**EXERCISE INSTRUCTIONS**: All of the records below need to be written out exactly, but without the pictures.

**EXCERPTED DATA**:

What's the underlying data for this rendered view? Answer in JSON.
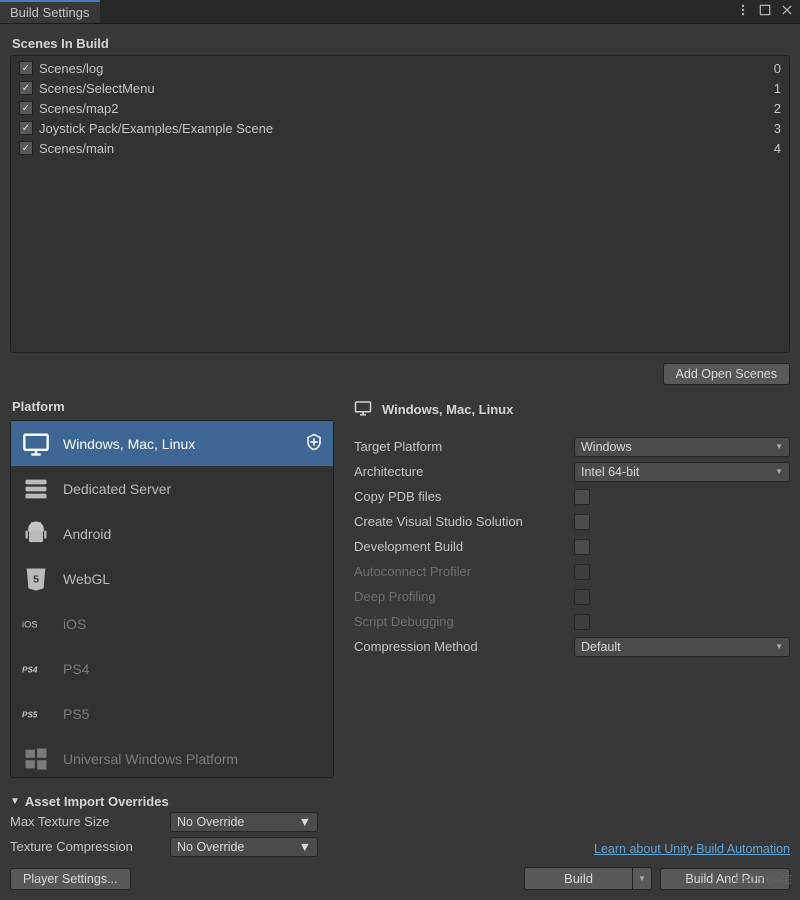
{
  "window": {
    "title": "Build Settings"
  },
  "scenes": {
    "title": "Scenes In Build",
    "items": [
      {
        "path": "Scenes/log",
        "index": 0,
        "checked": true
      },
      {
        "path": "Scenes/SelectMenu",
        "index": 1,
        "checked": true
      },
      {
        "path": "Scenes/map2",
        "index": 2,
        "checked": true
      },
      {
        "path": "Joystick Pack/Examples/Example Scene",
        "index": 3,
        "checked": true
      },
      {
        "path": "Scenes/main",
        "index": 4,
        "checked": true
      }
    ],
    "addOpen": "Add Open Scenes"
  },
  "platform": {
    "title": "Platform",
    "items": [
      {
        "label": "Windows, Mac, Linux",
        "selected": true,
        "icon": "monitor"
      },
      {
        "label": "Dedicated Server",
        "icon": "server"
      },
      {
        "label": "Android",
        "icon": "android"
      },
      {
        "label": "WebGL",
        "icon": "html5"
      },
      {
        "label": "iOS",
        "icon": "ios",
        "dimmed": true
      },
      {
        "label": "PS4",
        "icon": "ps4",
        "dimmed": true
      },
      {
        "label": "PS5",
        "icon": "ps5",
        "dimmed": true
      },
      {
        "label": "Universal Windows Platform",
        "icon": "uwp",
        "dimmed": true
      }
    ]
  },
  "details": {
    "heading": "Windows, Mac, Linux",
    "rows": {
      "targetPlatform": {
        "label": "Target Platform",
        "value": "Windows"
      },
      "architecture": {
        "label": "Architecture",
        "value": "Intel 64-bit"
      },
      "copyPDB": {
        "label": "Copy PDB files",
        "checked": false
      },
      "createVS": {
        "label": "Create Visual Studio Solution",
        "checked": false
      },
      "devBuild": {
        "label": "Development Build",
        "checked": false
      },
      "autoConnect": {
        "label": "Autoconnect Profiler",
        "checked": false,
        "disabled": true
      },
      "deepProfile": {
        "label": "Deep Profiling",
        "checked": false,
        "disabled": true
      },
      "scriptDebug": {
        "label": "Script Debugging",
        "checked": false,
        "disabled": true
      },
      "compression": {
        "label": "Compression Method",
        "value": "Default"
      }
    }
  },
  "overrides": {
    "title": "Asset Import Overrides",
    "maxTexture": {
      "label": "Max Texture Size",
      "value": "No Override"
    },
    "texComp": {
      "label": "Texture Compression",
      "value": "No Override"
    }
  },
  "footer": {
    "link": "Learn about Unity Build Automation",
    "playerSettings": "Player Settings...",
    "build": "Build",
    "buildAndRun": "Build And Run"
  },
  "watermark": "CSDN @u宅"
}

**EXERCISE SOLUTION**:
What's the underlying data for this rendered view? Answer in JSON.
{
  "window": {
    "title": "Build Settings"
  },
  "scenes": {
    "title": "Scenes In Build",
    "items": [
      {
        "path": "Scenes/log",
        "index": 0,
        "checked": true
      },
      {
        "path": "Scenes/SelectMenu",
        "index": 1,
        "checked": true
      },
      {
        "path": "Scenes/map2",
        "index": 2,
        "checked": true
      },
      {
        "path": "Joystick Pack/Examples/Example Scene",
        "index": 3,
        "checked": true
      },
      {
        "path": "Scenes/main",
        "index": 4,
        "checked": true
      }
    ],
    "addOpen": "Add Open Scenes"
  },
  "platform": {
    "title": "Platform",
    "items": [
      {
        "label": "Windows, Mac, Linux",
        "selected": true,
        "icon": "monitor"
      },
      {
        "label": "Dedicated Server",
        "icon": "server"
      },
      {
        "label": "Android",
        "icon": "android"
      },
      {
        "label": "WebGL",
        "icon": "html5"
      },
      {
        "label": "iOS",
        "icon": "ios",
        "dimmed": true
      },
      {
        "label": "PS4",
        "icon": "ps4",
        "dimmed": true
      },
      {
        "label": "PS5",
        "icon": "ps5",
        "dimmed": true
      },
      {
        "label": "Universal Windows Platform",
        "icon": "uwp",
        "dimmed": true
      }
    ]
  },
  "details": {
    "heading": "Windows, Mac, Linux",
    "rows": {
      "targetPlatform": {
        "label": "Target Platform",
        "value": "Windows"
      },
      "architecture": {
        "label": "Architecture",
        "value": "Intel 64-bit"
      },
      "copyPDB": {
        "label": "Copy PDB files",
        "checked": false
      },
      "createVS": {
        "label": "Create Visual Studio Solution",
        "checked": false
      },
      "devBuild": {
        "label": "Development Build",
        "checked": false
      },
      "autoConnect": {
        "label": "Autoconnect Profiler",
        "checked": false,
        "disabled": true
      },
      "deepProfile": {
        "label": "Deep Profiling",
        "checked": false,
        "disabled": true
      },
      "scriptDebug": {
        "label": "Script Debugging",
        "checked": false,
        "disabled": true
      },
      "compression": {
        "label": "Compression Method",
        "value": "Default"
      }
    }
  },
  "overrides": {
    "title": "Asset Import Overrides",
    "maxTexture": {
      "label": "Max Texture Size",
      "value": "No Override"
    },
    "texComp": {
      "label": "Texture Compression",
      "value": "No Override"
    }
  },
  "footer": {
    "link": "Learn about Unity Build Automation",
    "playerSettings": "Player Settings...",
    "build": "Build",
    "buildAndRun": "Build And Run"
  },
  "watermark": "CSDN @u宅"
}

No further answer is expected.